Component data from apps and pages
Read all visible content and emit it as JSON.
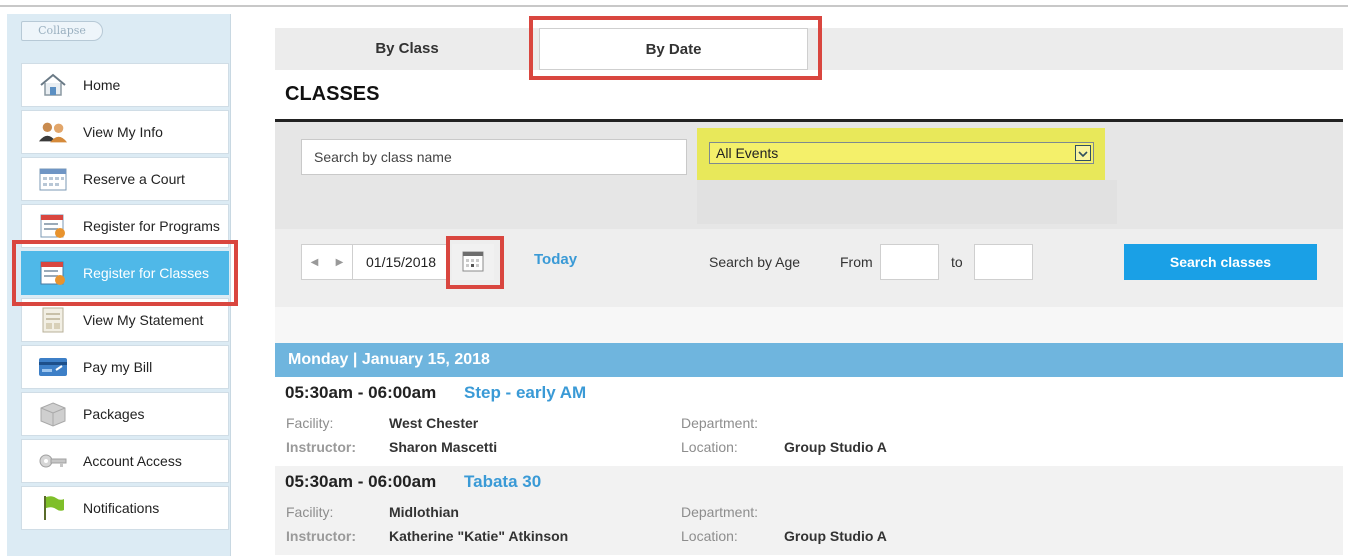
{
  "sidebar": {
    "collapse_label": "Collapse",
    "items": [
      {
        "label": "Home",
        "icon": "home-icon"
      },
      {
        "label": "View My Info",
        "icon": "users-icon"
      },
      {
        "label": "Reserve a Court",
        "icon": "calendar-icon"
      },
      {
        "label": "Register for Programs",
        "icon": "register-programs-icon"
      },
      {
        "label": "Register for Classes",
        "icon": "register-classes-icon"
      },
      {
        "label": "View My Statement",
        "icon": "statement-icon"
      },
      {
        "label": "Pay my Bill",
        "icon": "credit-card-icon"
      },
      {
        "label": "Packages",
        "icon": "package-icon"
      },
      {
        "label": "Account Access",
        "icon": "key-icon"
      },
      {
        "label": "Notifications",
        "icon": "flag-icon"
      }
    ]
  },
  "tabs": {
    "by_class": "By Class",
    "by_date": "By Date"
  },
  "title": "CLASSES",
  "filters": {
    "search_placeholder": "Search by class name",
    "events_selected": "All Events"
  },
  "datebar": {
    "date_value": "01/15/2018",
    "today_label": "Today",
    "age_label": "Search by Age",
    "from_label": "From",
    "to_label": "to",
    "search_button": "Search classes"
  },
  "schedule": {
    "day_header": "Monday | January 15, 2018",
    "field_labels": {
      "facility": "Facility:",
      "instructor": "Instructor:",
      "department": "Department:",
      "location": "Location:"
    },
    "classes": [
      {
        "time": "05:30am - 06:00am",
        "name": "Step - early AM",
        "facility": "West Chester",
        "instructor": "Sharon Mascetti",
        "location": "Group Studio A"
      },
      {
        "time": "05:30am - 06:00am",
        "name": "Tabata 30",
        "facility": "Midlothian",
        "instructor": "Katherine \"Katie\" Atkinson",
        "location": "Group Studio A"
      }
    ]
  },
  "colors": {
    "accent_blue": "#1aa0e6",
    "active_menu": "#4fb8e8",
    "highlight_red": "#d9463f",
    "highlight_yellow": "#e8e85a",
    "day_header": "#6fb5de"
  }
}
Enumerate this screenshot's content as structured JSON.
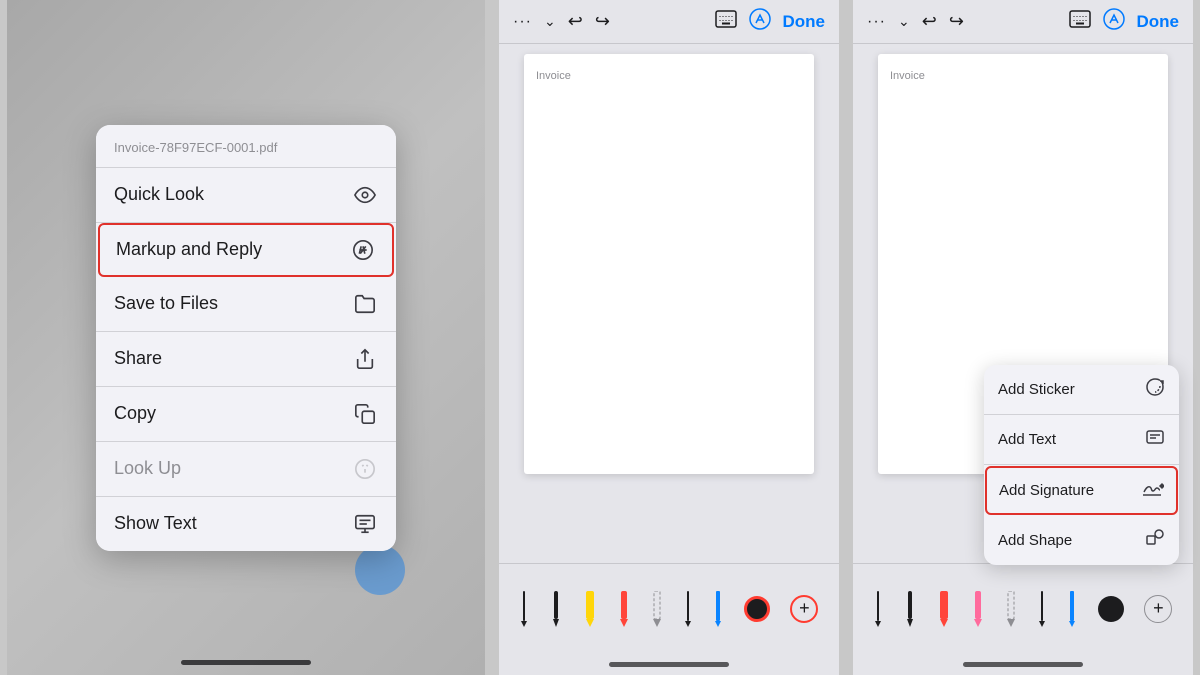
{
  "panel1": {
    "filename": "Invoice-78F97ECF-0001.pdf",
    "menu_items": [
      {
        "id": "quick-look",
        "label": "Quick Look",
        "icon": "eye",
        "highlighted": false,
        "disabled": false
      },
      {
        "id": "markup-reply",
        "label": "Markup and Reply",
        "icon": "markup",
        "highlighted": true,
        "disabled": false
      },
      {
        "id": "save-files",
        "label": "Save to Files",
        "icon": "folder",
        "highlighted": false,
        "disabled": false
      },
      {
        "id": "share",
        "label": "Share",
        "icon": "share",
        "highlighted": false,
        "disabled": false
      },
      {
        "id": "copy",
        "label": "Copy",
        "icon": "copy",
        "highlighted": false,
        "disabled": false
      },
      {
        "id": "look-up",
        "label": "Look Up",
        "icon": "info",
        "highlighted": false,
        "disabled": true
      },
      {
        "id": "show-text",
        "label": "Show Text",
        "icon": "text",
        "highlighted": false,
        "disabled": false
      }
    ]
  },
  "panel2": {
    "toolbar": {
      "dots": "···",
      "chevron": "chevron-down",
      "undo": "↩",
      "redo": "↪",
      "keyboard": "⌨",
      "markup": "markup",
      "done": "Done"
    },
    "doc": {
      "label": "Invoice"
    }
  },
  "panel3": {
    "toolbar": {
      "dots": "···",
      "chevron": "chevron-down",
      "undo": "↩",
      "redo": "↪",
      "keyboard": "⌨",
      "markup": "markup",
      "done": "Done"
    },
    "doc": {
      "label": "Invoice"
    },
    "popup": {
      "items": [
        {
          "id": "add-sticker",
          "label": "Add Sticker",
          "icon": "sticker",
          "highlighted": false
        },
        {
          "id": "add-text",
          "label": "Add Text",
          "icon": "text-box",
          "highlighted": false
        },
        {
          "id": "add-signature",
          "label": "Add Signature",
          "icon": "signature",
          "highlighted": true
        },
        {
          "id": "add-shape",
          "label": "Add Shape",
          "icon": "shape",
          "highlighted": false
        }
      ]
    }
  }
}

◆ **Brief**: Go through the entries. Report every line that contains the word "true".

◆ **Result of the task**:
        "highlighted": true,
        "disabled": true
          "highlighted": true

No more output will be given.